The assumption that I could use lyrics in my debut novel Tied without permission (and compensation) almost slipped by. What was I thinking? I’d never dream of using photographs in that way. Why assume lyrics were free and clear? That oversight could have had huge implications. The artist in question could sue for compensation, affecting my book earnings.
There are times when quoting lyrics is permitted. For instance, when reviewing the song in an article, lyrics can be quoted to make a point. However, it’s different matter when using lyrics in a novel, where they are used to help set a scene, emphasize theme or develop character.
Songs are written works set to music. Using lyrics in a novel is exactly the same as using other printed material in a novel. I need permission to do so. And with permission comes licensing fees and depending on the number of copies sold, these fees can increase, and the agreements can get complicated.
If I have my heart set on using lyrics, I need to contact the song publisher and negotiate for rights to use the lyrics. There is no guarantee if usage is permitted or of cost. It sounded like a big can of worms. What I can do is mention the song title and artist’s name.
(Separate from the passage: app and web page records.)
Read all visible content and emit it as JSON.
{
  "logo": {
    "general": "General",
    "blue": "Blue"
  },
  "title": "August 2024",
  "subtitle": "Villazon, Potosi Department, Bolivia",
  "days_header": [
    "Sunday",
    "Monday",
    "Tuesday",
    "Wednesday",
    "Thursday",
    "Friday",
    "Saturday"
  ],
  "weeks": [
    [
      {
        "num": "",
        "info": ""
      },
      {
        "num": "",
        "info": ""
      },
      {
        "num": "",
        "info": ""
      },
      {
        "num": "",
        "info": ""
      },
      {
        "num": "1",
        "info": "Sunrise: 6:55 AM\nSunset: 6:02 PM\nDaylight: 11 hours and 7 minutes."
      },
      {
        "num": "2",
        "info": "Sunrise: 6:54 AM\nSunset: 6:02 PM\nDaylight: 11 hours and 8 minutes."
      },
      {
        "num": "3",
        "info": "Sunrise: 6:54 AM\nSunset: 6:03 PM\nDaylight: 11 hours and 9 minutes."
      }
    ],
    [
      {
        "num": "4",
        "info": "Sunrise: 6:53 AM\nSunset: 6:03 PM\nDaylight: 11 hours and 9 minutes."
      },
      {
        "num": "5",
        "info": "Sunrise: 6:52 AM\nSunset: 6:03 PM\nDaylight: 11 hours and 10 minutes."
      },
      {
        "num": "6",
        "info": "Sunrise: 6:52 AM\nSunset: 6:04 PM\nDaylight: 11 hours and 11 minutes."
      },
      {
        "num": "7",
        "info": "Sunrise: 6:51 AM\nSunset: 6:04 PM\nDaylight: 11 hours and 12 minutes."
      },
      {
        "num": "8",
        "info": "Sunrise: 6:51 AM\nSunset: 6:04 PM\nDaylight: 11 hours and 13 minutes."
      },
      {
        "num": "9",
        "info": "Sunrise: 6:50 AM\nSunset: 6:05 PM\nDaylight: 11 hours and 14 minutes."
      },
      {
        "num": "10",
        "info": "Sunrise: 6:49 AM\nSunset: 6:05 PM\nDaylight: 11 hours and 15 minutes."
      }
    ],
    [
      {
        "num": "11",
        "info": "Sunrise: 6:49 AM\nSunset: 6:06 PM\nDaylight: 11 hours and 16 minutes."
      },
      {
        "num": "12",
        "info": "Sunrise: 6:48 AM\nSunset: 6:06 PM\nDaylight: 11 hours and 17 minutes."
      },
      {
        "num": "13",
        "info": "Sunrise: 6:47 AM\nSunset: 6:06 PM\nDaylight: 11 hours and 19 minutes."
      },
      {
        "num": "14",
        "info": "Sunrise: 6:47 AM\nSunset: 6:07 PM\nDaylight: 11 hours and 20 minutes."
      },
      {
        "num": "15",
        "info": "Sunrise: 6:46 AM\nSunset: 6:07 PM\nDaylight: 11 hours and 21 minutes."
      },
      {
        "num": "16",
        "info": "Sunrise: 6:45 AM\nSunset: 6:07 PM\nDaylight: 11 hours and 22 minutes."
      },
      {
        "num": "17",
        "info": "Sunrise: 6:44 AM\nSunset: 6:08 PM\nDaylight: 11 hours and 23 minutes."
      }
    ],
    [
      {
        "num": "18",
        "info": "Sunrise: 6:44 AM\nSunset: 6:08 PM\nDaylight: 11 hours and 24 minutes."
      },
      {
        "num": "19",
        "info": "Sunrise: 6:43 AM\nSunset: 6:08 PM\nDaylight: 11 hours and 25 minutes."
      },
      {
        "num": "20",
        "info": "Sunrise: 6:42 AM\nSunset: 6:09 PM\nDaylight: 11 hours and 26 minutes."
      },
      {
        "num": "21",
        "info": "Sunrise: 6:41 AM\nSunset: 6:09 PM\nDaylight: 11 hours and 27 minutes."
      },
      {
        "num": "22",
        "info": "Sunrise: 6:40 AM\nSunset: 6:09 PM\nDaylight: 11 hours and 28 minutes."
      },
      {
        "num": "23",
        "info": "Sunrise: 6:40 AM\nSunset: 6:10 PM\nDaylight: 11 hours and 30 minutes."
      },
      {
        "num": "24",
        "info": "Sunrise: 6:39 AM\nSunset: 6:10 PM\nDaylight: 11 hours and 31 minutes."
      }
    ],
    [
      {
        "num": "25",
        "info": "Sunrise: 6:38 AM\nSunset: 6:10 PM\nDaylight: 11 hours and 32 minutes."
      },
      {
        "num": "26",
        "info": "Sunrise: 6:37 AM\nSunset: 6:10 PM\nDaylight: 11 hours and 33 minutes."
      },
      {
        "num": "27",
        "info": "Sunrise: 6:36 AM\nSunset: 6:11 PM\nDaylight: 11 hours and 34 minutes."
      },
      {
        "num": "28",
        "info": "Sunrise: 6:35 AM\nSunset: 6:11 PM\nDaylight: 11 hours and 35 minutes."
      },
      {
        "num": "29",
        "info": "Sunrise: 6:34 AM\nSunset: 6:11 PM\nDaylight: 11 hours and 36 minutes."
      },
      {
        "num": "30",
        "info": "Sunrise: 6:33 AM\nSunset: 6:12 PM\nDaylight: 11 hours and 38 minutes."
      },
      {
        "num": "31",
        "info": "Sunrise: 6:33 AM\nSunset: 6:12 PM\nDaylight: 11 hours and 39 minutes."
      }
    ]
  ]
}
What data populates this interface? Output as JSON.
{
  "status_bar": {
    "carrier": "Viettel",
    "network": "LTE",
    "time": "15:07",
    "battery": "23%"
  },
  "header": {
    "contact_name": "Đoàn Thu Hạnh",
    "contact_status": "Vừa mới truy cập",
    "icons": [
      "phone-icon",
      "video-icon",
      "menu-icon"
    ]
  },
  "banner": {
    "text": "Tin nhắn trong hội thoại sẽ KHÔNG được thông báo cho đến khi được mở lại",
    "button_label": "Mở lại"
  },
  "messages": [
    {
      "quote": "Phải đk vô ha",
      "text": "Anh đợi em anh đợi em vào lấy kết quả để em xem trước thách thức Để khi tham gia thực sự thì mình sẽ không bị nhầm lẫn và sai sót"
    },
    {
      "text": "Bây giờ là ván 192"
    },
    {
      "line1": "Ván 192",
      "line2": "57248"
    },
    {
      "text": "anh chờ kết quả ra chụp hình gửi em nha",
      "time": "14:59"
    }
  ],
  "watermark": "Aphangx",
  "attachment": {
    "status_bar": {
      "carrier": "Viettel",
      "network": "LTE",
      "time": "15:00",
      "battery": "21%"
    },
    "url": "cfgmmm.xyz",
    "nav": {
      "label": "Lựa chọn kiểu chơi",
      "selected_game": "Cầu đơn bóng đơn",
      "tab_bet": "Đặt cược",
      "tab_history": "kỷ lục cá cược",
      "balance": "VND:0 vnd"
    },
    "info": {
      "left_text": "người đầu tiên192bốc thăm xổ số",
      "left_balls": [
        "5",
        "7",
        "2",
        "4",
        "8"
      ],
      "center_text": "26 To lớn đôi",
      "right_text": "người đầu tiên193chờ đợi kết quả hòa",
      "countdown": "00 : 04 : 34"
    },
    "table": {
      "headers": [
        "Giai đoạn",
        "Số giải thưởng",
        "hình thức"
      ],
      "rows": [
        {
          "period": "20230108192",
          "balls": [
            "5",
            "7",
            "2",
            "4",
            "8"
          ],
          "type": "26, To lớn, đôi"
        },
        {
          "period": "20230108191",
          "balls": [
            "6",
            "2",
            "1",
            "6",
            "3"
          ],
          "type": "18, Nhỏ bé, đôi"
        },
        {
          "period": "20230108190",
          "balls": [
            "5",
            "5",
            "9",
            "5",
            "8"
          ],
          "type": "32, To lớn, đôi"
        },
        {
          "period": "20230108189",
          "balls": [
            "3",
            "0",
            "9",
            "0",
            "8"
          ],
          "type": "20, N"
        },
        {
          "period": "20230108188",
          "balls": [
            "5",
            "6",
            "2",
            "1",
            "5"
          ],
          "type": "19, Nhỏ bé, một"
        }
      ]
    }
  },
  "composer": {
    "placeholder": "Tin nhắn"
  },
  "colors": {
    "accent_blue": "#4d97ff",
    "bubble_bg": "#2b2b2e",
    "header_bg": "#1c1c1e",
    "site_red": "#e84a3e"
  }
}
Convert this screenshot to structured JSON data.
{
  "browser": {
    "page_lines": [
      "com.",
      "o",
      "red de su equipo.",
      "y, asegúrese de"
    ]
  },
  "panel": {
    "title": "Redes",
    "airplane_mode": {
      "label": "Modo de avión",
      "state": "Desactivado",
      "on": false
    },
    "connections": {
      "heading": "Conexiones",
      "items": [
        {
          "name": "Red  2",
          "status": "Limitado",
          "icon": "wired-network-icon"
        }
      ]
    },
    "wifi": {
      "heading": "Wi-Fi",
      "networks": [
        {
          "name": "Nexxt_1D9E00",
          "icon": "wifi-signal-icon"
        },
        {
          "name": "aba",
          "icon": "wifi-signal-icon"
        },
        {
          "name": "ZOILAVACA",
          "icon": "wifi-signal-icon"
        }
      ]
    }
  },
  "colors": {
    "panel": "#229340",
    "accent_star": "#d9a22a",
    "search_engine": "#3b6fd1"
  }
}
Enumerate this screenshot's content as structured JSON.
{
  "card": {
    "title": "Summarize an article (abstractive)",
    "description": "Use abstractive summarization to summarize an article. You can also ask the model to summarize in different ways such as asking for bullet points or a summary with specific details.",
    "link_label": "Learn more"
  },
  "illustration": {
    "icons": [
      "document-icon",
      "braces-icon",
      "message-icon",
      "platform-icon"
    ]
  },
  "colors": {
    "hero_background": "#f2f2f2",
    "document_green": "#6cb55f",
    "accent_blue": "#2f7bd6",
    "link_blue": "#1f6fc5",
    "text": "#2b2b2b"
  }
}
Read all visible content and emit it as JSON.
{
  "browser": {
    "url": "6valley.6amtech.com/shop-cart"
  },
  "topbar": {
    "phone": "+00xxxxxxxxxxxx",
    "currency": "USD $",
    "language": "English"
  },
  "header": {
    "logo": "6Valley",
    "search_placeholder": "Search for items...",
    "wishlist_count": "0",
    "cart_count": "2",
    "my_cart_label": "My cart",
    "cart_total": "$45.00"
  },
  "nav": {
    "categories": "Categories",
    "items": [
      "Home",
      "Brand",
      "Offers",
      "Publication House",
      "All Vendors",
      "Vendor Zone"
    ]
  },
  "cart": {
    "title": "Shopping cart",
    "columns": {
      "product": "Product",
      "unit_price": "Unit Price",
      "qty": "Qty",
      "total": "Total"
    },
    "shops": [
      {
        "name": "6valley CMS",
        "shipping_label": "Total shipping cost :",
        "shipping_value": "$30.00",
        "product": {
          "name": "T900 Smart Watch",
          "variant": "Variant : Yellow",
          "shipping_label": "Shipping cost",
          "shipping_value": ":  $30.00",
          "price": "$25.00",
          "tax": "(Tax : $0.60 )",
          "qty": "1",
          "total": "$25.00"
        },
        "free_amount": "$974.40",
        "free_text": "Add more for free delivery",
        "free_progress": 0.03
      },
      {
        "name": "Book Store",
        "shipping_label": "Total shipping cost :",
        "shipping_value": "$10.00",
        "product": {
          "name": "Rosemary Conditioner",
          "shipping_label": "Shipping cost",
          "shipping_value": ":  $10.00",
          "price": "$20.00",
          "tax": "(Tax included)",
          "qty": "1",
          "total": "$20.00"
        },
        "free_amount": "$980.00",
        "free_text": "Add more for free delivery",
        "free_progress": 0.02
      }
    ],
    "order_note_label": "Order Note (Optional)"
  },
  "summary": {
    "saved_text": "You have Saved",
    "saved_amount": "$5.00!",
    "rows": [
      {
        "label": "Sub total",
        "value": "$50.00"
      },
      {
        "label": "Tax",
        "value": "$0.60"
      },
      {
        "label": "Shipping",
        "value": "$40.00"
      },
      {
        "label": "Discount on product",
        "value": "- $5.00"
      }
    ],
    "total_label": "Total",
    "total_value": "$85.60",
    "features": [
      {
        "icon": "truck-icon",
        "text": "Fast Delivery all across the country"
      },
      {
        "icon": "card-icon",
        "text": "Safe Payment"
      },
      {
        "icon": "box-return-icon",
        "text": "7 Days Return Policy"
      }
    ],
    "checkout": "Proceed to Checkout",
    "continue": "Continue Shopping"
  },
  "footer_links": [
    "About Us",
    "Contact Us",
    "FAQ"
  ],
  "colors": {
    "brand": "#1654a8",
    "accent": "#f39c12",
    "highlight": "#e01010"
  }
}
I decided to put my brain to work and rewrote the sections of my novel that referenced lyrics, instead creating a sense of the song instead of actually using the song. It wasn’t that difficult.
For future, I will stay away from using lyrics because it introduces a complication I just don’t want to deal with.
For more information, check out Anne Allen’s blog and guest post by Michael Murphy.
Photo by Melissa Himpe